Ahmedova, a photographer and cinematographer, graduated from the All-Soviet State Institute of Cinematography in 1986. She is a member of the Cinematography Union of Uzbekistan and of the Uzbek Academy of Artists. She has spoken on several television and radio programs about her work, and exhibited her photographs and films internationally, including in Tbilisi, Georgia at an international conference on Gender and Mass Media, as well as in cities across Europe. Ahmedova has won several prizes for her photography, including at the InterPress Photo Competition in Russia in 2004.

At the end of December, artists, photographers, journalists, and others from around the world issued an open statement addressed to Uzbekistan’s Internal Affairs and Foreign Affairs Ministries, calling for the charges against Ahmedova to be dropped.

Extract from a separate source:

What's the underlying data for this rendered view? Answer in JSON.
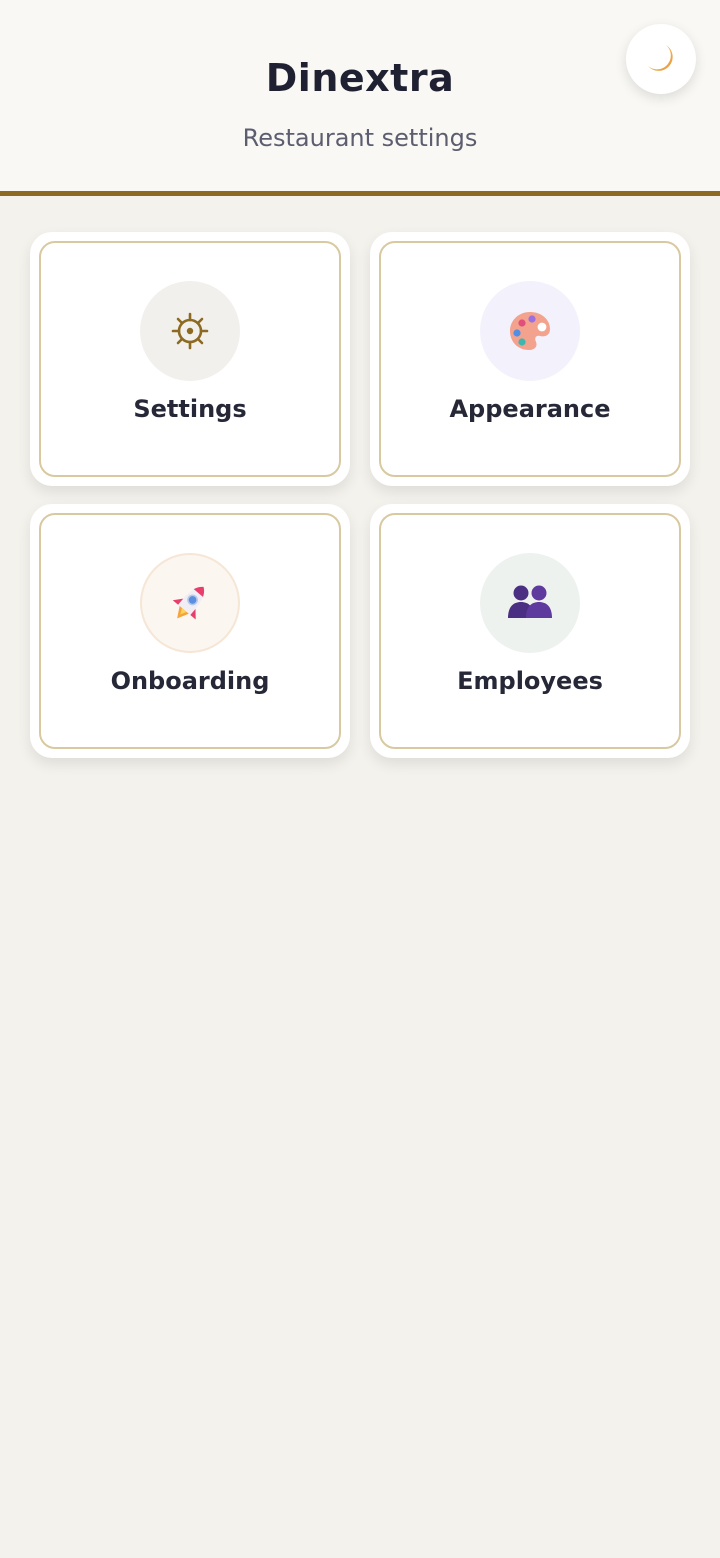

PAKISTAN: Mental Illness among Women: Gender-Driven?

WORLD SOCIAL FORUM: “Machista” but Valued by Feminists Nonetheless

BURMA: Ethnic Women Expose Opium Fields in Junta Strongholds

KENYA: Documenting Sexual Violence

BOLIVIA: Unprecedented Gender Parity in Cabinet

FRANCE: Burqa Ban Keeps Immigration Issue Alive

ARGENTINA: Slow Progress in Cutting Maternal Deaths

ZIMBABWE: One Million Casualties of Land Reform

DEVELOPMENT: Yemen to Lead South in U.N. Negotiations

RIGHTS: EU Faults U.N. for Slowdown in Gender Empowerment

INDIA: Lay-offs from Recession-hit Gulf Lead to New Lives at Home

HAITI: Displaced Women Face Double Jeopardy

MEXICO: Women – Casualties in Army’s Counternarcotics War

PERU: Women Combine Invention, Tradition to Improve Rural Diets

U.S.: Bill Pledges a Billion Dollars to Fight Gender Violence

UGANDA: Early Diagnosis of HIV Still Elusive

RIGHTS: New U.N. Envoy to Crack Down on Sexual Violence

COSTA RICA: Chinchilla to Join Club of Women Presidents

KENYA: Victory for Anti-Abortion Lobby

PAKISTAN: Community Midwives Gain Recognition But Concerns Remain


Women are not welcome.

Our list of macho shows is long and non-exhaustive, including:‘On n’est pas couché’ , the Laurent Ruquier’s show, ‘Vous aurez le dernier mot’, presented by Franz-Olivier Giesbert, ‘Mots Croisés’ Yves Calvi, ‘L’objet du scandale’ with Guillaume Durand, ‘Le plus grand cabaret du monde’ with Patrick Sébastien, ‘Vivement Dimanche’ of Michel Drucker, ‘Ce soir (ou jamais !)’ with Frédéric Taddeï, ‘la Grande Librairie’ with François Busnel, ‘C dans l’air’ with Yves Calvi, ‘Parlez-moi d’ailleurs’ with Franz-Olivier Giesbert, ‘Ça vous regarde’ with Arnaud Ardouin, ‘Bibliothèque Médicis’ with Jean-Pierre Elkabbach, and even ‘A vous de juger‘ with Arlette Chabot ;

In all these popular shows of French public broadcasting, the proportion of women to men reaches barely, and episodically, 15%. It is not unusual to find 100% men in most of these shows.

Women are not welcome on the shows of the biggest French public channels – France2, France 3, France 5 France 5, La Chaîne Parlementaire (the channel for the lower parliamentary house), Public Sénat (Channel of the Senate). However this is very different to the French private channels (TF1, M6) or Arte the Germano-french channel where there are lots of women and minority groups represented.


Ironically, France has many groups working against machismo in our society, including the High Council of the Audiovisual (CSA), the High Authority of the fight against Discrimination and for Equality (HALDE), an Observatory of the parity between men and women working under the special authority of the Prime Minister, a Minister of Work and Family, the State Secretary of the Family, the Delegation for the rights of women and the equality of opportunity between men and women, civil servant journalists working against inequalities, the political parties, the Unions, the Economic Council (CESR) that are supposed to foster equality!

Last but not least, the French Government wants to make a law to set a percentage of women in entreprise. However the participation of women in public broadcasting shows has still to be discussed.


From September to November 2009, we recorded more than 200 machismo shows on French public broadcasting and this research is not exhaustive.

Ruquier, Giesbert, Durand, Calvi, Taddeï, Drucker, Sébastien, Busnel, Elkabbach, Ardouin, provide machismo shows on French TV each week, all financed by the taxes of female and male citizen. both in English and French

See also: Sensation that Il Corpo delle donne (Women’s Bodies) has become in Italy